Malaysia developed a LADM country profile in 2014 and now a database design and development of a prototype 3D cadastral registration is available. The key aspects of this prototype are based on LADM. LADM defines 3D parcel as a spatial unit against which (one or more) unique and homogeneous rights (e.g. ownership right or land use right), responsibilities or restrictions are associated to the whole entity. Spatial units have two specialisations: legal spaces buildings and legal spaces networks. The extensions of the Malaysian country profile focus on 3D space of spatial unit based on strata objects representation.
This is just the tip of the iceberg, however. There are other implementations in China, Greece, Indonesia and the Russian Federation and Scotland, with software providers including Esri and Innola offering LADM-based services and solutions.
A new edition
A new version of LADM is under development through cooperation between ISO, OGC, IHO, UN GGIM and FIG. It will include extended functionality to support valuation, taxation, spatial planning and zoning (with a focus on restrictions on land rights).
Meanwhile, the Global Land Indicator Initiative (GLII) seeks to derive a list of globally comparable harmonised land indicators, using existing monitoring mechanisms and data collection methods as a foundation. Hence, the LADM is extended with attributes enabling monitoring, based on those indicators.
In addition to the conceptual model, the intention is that the second edition of LADM will include the corresponding technical models – CityGML, InfraGML, RDF, INTERLIS, BIM/IFC, GeoJSON – and the land administration processes. Finally, it will also include a methodology of how the develop a country profile.

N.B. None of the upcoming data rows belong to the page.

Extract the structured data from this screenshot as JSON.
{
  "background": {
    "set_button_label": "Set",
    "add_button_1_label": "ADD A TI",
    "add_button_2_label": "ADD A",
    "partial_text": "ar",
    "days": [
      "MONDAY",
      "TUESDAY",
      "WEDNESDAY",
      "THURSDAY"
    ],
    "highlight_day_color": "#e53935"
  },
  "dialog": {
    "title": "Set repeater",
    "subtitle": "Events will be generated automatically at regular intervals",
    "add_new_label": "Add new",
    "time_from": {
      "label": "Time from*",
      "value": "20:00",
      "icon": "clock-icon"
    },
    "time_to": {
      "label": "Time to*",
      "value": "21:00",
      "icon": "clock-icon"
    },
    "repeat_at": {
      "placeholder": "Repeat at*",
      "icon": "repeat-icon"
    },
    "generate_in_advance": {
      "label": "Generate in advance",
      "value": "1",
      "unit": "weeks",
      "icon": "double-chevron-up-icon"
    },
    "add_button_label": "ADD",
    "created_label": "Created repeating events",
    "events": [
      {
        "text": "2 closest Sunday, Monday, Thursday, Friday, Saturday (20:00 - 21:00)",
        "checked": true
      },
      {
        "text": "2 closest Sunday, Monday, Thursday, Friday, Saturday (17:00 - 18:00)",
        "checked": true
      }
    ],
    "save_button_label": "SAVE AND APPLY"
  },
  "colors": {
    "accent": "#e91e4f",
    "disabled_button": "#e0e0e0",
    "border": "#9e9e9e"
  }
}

Christiaan Lemmen is senior geodetic advisor at Kadaster, Netherlands; Peter van Oosterom is professor of GIS technology at Delft University of Technology, Netherlands; and Eftychia Kalogianni is a surveyor engineer-GIS specialist at NAMA Consulting Engineers and Planners SA, Greece